Even though Batman, and particularly the just-out-today issue 656 looks like any other comic, what goes for books goes for graphic novels: don't judge them by the cover. This is the smartest thing I've read anywhere books, magazines, the Internet, on the side of a cereal box in 2006. It is totally, utterly, brilliant.
For about twenty years, Batman's comic book characterization has been dominated by his portrayal in Frank Miller's watershed 1986 mini-series The Dark Knight Returns. In Miller's vision, now referred to in shorthand along with its myriad imitators as "grim & gritty," Batman was a brutal and brutally dour crime fighter. You can't deny Miller had a point: guy spends every waking moment of his life avenging his parents murder while dressed as a bat, he's probably not someone with fun on his mind.
In many ways, Miller's Batman was a response against the goofy, eyebrow-arched pop art Batman that became a multimedia star in the mid-1960s. Miller swung the pendulum back towards Bob Kane's original vision of the character, as a creepy shadow stalking evil in the night. Miller's was the Batman that inspired Tim Burton and Michael Keaton's, and that version became a massive hit, so it only made sense to keep Batman just that dark, just that depressed in the comics.

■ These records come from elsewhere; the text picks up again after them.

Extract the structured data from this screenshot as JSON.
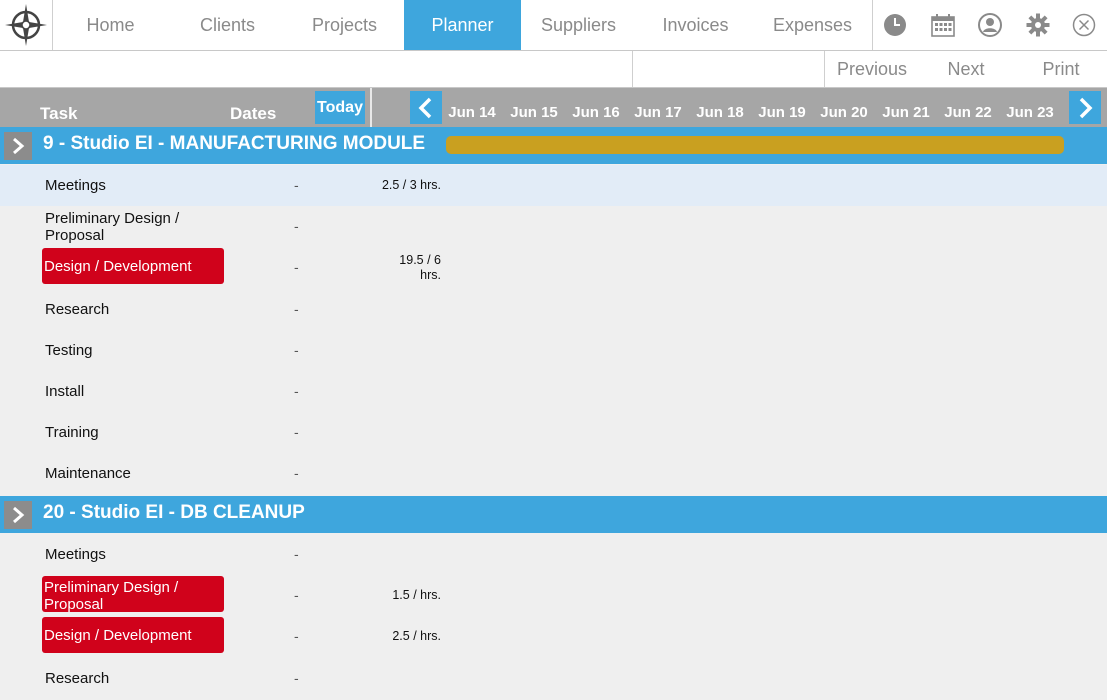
{
  "nav": {
    "items": [
      {
        "label": "Home",
        "active": false
      },
      {
        "label": "Clients",
        "active": false
      },
      {
        "label": "Projects",
        "active": false
      },
      {
        "label": "Planner",
        "active": true
      },
      {
        "label": "Suppliers",
        "active": false
      },
      {
        "label": "Invoices",
        "active": false
      },
      {
        "label": "Expenses",
        "active": false
      }
    ],
    "icons": [
      "clock-icon",
      "calendar-icon",
      "user-icon",
      "gear-icon",
      "close-icon"
    ]
  },
  "subbar": {
    "previous": "Previous",
    "next": "Next",
    "print": "Print"
  },
  "grid": {
    "task_label": "Task",
    "dates_label": "Dates",
    "today_label": "Today",
    "days": [
      "Jun 14",
      "Jun 15",
      "Jun 16",
      "Jun 17",
      "Jun 18",
      "Jun 19",
      "Jun 20",
      "Jun 21",
      "Jun 22",
      "Jun 23"
    ]
  },
  "projects": [
    {
      "title": "9 - Studio EI - MANUFACTURING MODULE",
      "tasks": [
        {
          "name": "Meetings",
          "dates": "-",
          "hours": "2.5 / 3 hrs.",
          "highlight": true,
          "red": false
        },
        {
          "name": "Preliminary Design / Proposal",
          "dates": "-",
          "hours": "",
          "highlight": false,
          "red": false
        },
        {
          "name": "Design / Development",
          "dates": "-",
          "hours": "19.5 / 6 hrs.",
          "highlight": false,
          "red": true
        },
        {
          "name": "Research",
          "dates": "-",
          "hours": "",
          "highlight": false,
          "red": false
        },
        {
          "name": "Testing",
          "dates": "-",
          "hours": "",
          "highlight": false,
          "red": false
        },
        {
          "name": "Install",
          "dates": "-",
          "hours": "",
          "highlight": false,
          "red": false
        },
        {
          "name": "Training",
          "dates": "-",
          "hours": "",
          "highlight": false,
          "red": false
        },
        {
          "name": "Maintenance",
          "dates": "-",
          "hours": "",
          "highlight": false,
          "red": false
        }
      ]
    },
    {
      "title": "20 - Studio EI - DB CLEANUP",
      "tasks": [
        {
          "name": "Meetings",
          "dates": "-",
          "hours": "",
          "highlight": false,
          "red": false
        },
        {
          "name": "Preliminary Design / Proposal",
          "dates": "-",
          "hours": "1.5 /  hrs.",
          "highlight": false,
          "red": true
        },
        {
          "name": "Design / Development",
          "dates": "-",
          "hours": "2.5 /  hrs.",
          "highlight": false,
          "red": true
        },
        {
          "name": "Research",
          "dates": "-",
          "hours": "",
          "highlight": false,
          "red": false
        }
      ]
    }
  ],
  "colors": {
    "accent": "#3ea6dd",
    "task_red": "#d0021b",
    "progress_gold": "#c9a020",
    "header_gray": "#a6a6a6"
  }
}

With his run on Batman, writer Grand Morrison officially swings the pendulum back in the other direction. An on-the-record admirer of "hairy-chested Neal Adams love god" Batman, it took exactly one issue to tear down decades of sulking and return the character to a state of fun ("big splashy James Bond adventure" is how he puts it). I got to interview him at San Diego Comic-Con this year and within thirty seconds I realized I was talking with a legitimate genius: in twelve words he can succinctly explain exactly what makes comics great (it has something to do with the way comics is the only artform that requires left and right brain participation), and he can do it wearing a fabulously tailored suit.

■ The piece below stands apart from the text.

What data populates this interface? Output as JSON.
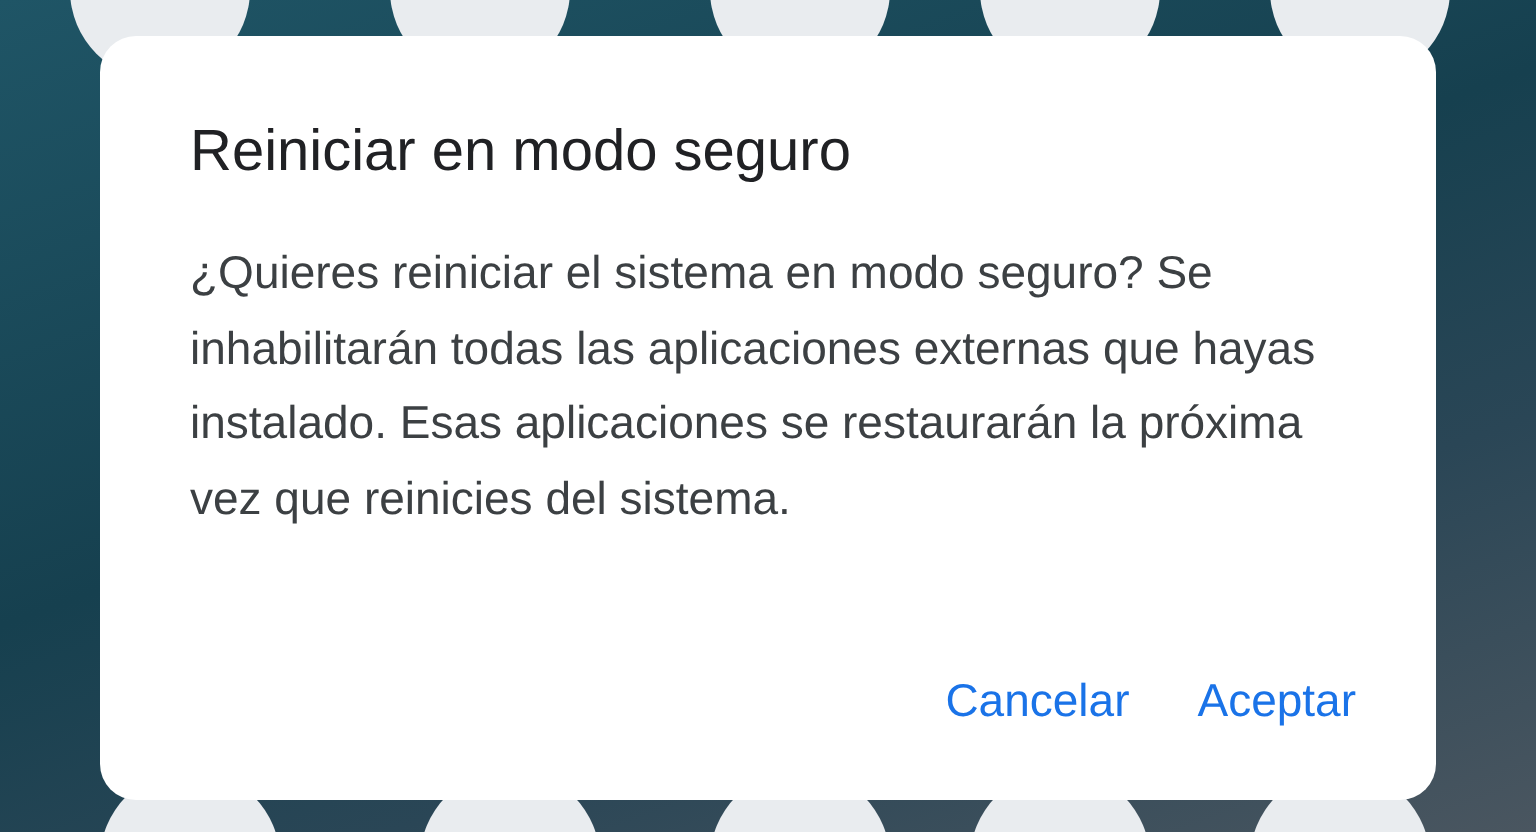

Morrison's a writer of wild ideas of the sort that are so crazy no one else could think of them, yet so perfectly simple it's hard to imagine how no one thought of them before. How do you declare the return of fun pop art Batman? If you're as smart as Morrison, you set your entire issue inside an art gallery displaying pop art. Nobody sits and examines the art, nobody really discusses it (Bruce Wayne says it's too "high-brow" for him, which is almost too meta for words), it's just sitting in the background of every panel, brilliantly commenting on the action. Take a look (click on the image for a bigger version that's easier to read):
It's the sort of comic that you can't read quickly. It was made with a great deal of intelligence and care and you need to read it with an appropriate level of attention: going through it more than once is a must. It boggles the mind that no one has ever done this before, but, to my recollection, no one has. The comic costs a not-cheap $2.99 but I promise you, if you are at all interested in super-hero comics, this is one to read. And with Morrison just starting what will hopefully be a long run on the character, Batman is going to be a must-read for a long time.

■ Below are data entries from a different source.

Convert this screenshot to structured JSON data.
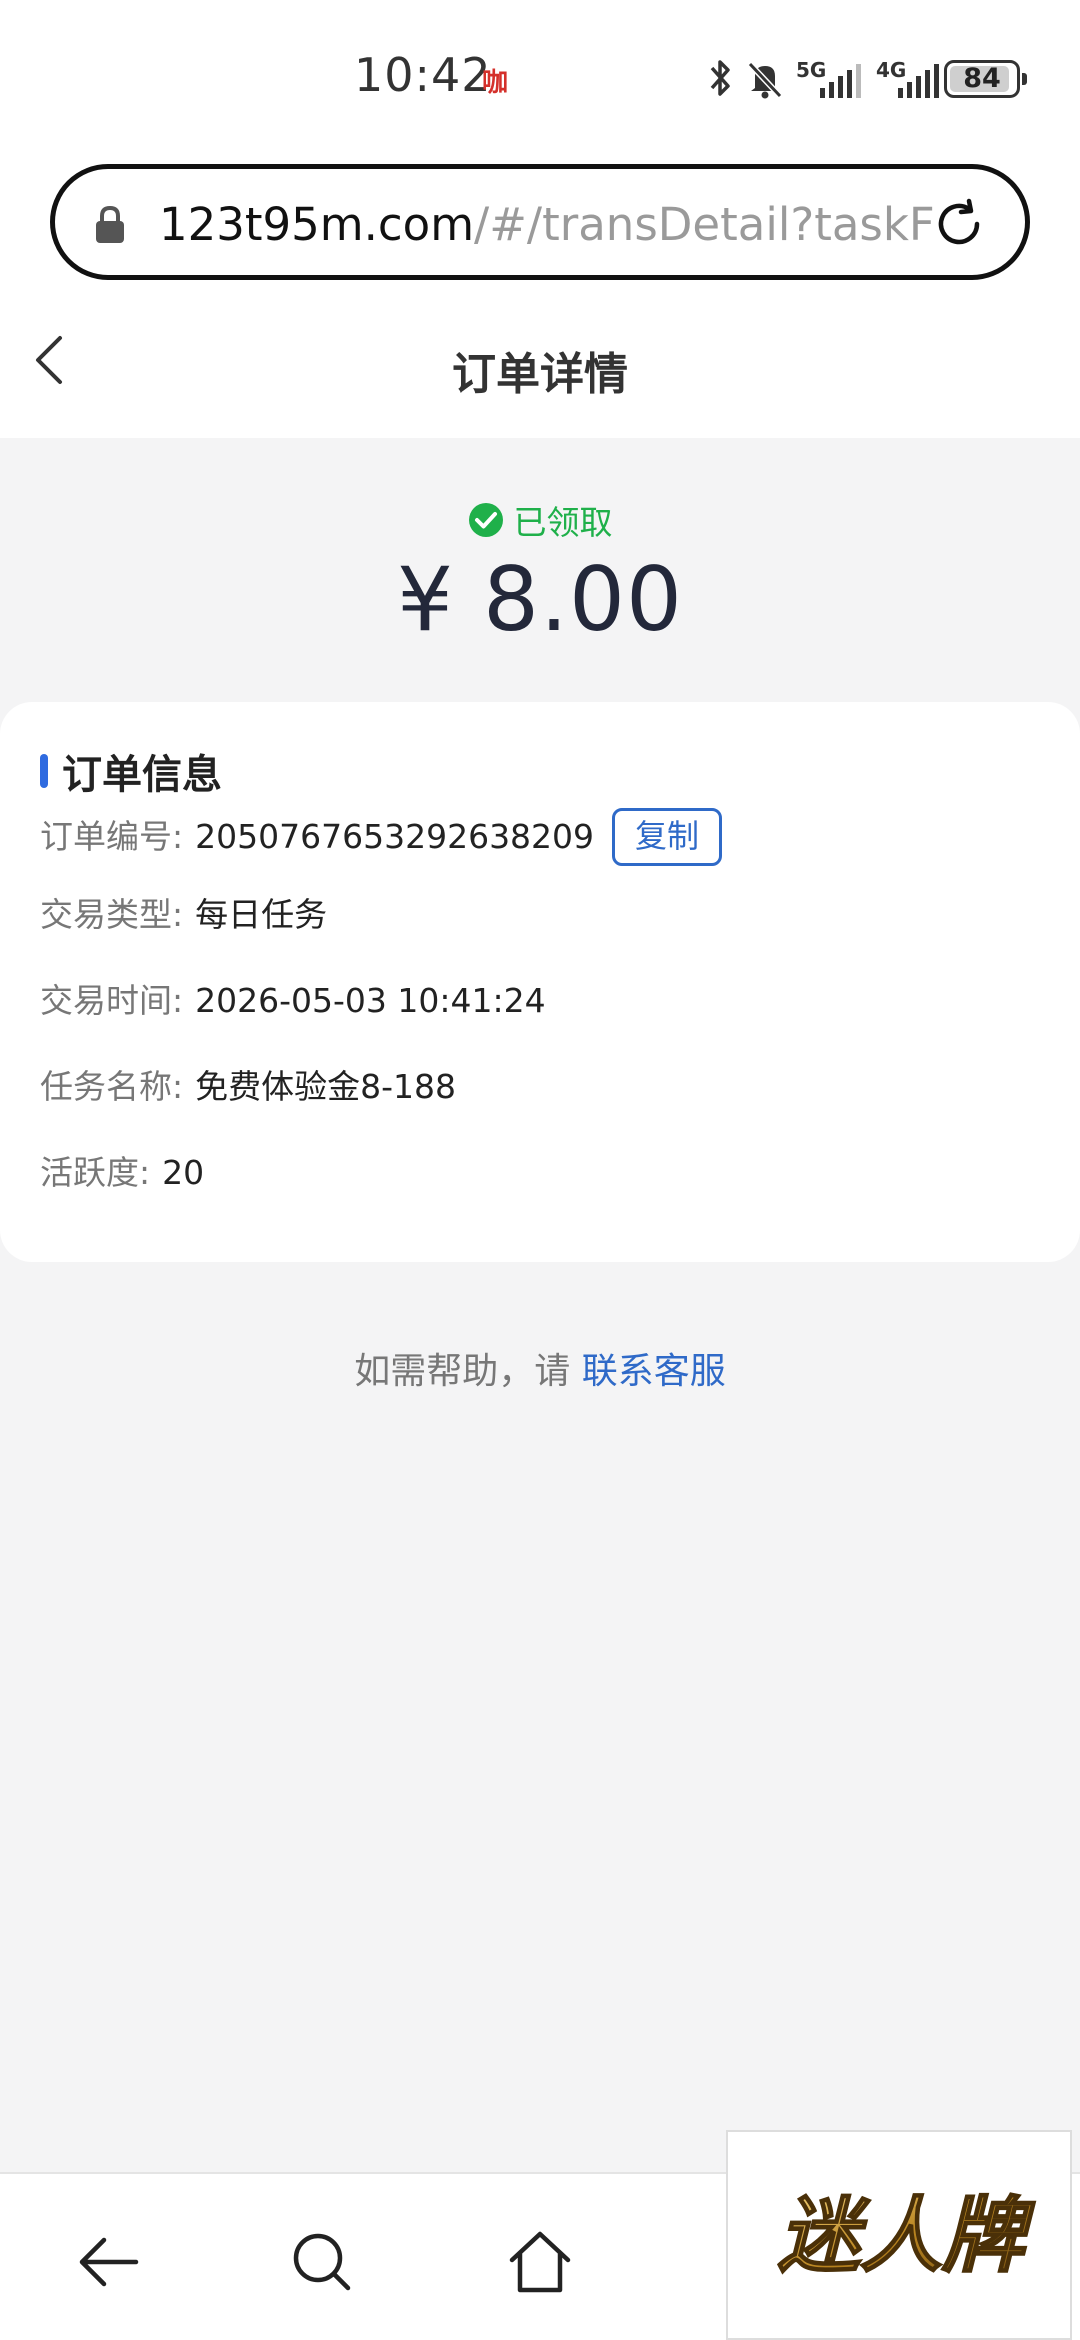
{
  "status_bar": {
    "time": "10:42",
    "app_badge": "咖",
    "network_1": "5G",
    "network_2": "4G",
    "battery_level": "84",
    "battery_fraction": 0.84
  },
  "browser": {
    "url_domain": "123t95m.com",
    "url_path": "/#/transDetail?taskF"
  },
  "header": {
    "title": "订单详情"
  },
  "summary": {
    "status": "已领取",
    "status_color": "#1fb04a",
    "amount": "¥ 8.00"
  },
  "card": {
    "title": "订单信息",
    "accent_color": "#2f6be0",
    "copy_label": "复制",
    "rows": [
      {
        "label": "订单编号:",
        "value": "2050767653292638209"
      },
      {
        "label": "交易类型:",
        "value": "每日任务"
      },
      {
        "label": "交易时间:",
        "value": "2026-05-03 10:41:24"
      },
      {
        "label": "任务名称:",
        "value": "免费体验金8-188"
      },
      {
        "label": "活跃度:",
        "value": "20"
      }
    ]
  },
  "help": {
    "prefix": "如需帮助，请 ",
    "link": "联系客服",
    "link_color": "#2f6ac8"
  },
  "bottom_nav": {
    "icons": [
      "back-arrow-icon",
      "search-icon",
      "home-icon"
    ]
  },
  "watermark": {
    "text": "迷人牌"
  }
}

The images for this post stolen with gratitude from my favorite comic book website, Newsarama. Their interview with Morrison is as insightful as it is fun, and it clearly outlines Morrison's intent with the character, and showcases his contempt for the Miller version of the character. And, in other comics news, we've got a bit of comics coverage in the new issue of The Voice, including a grand piece on Alan Moore's Lost Girls plus my sidebar on artist Melinda Gebbie.
Labels: Comic Books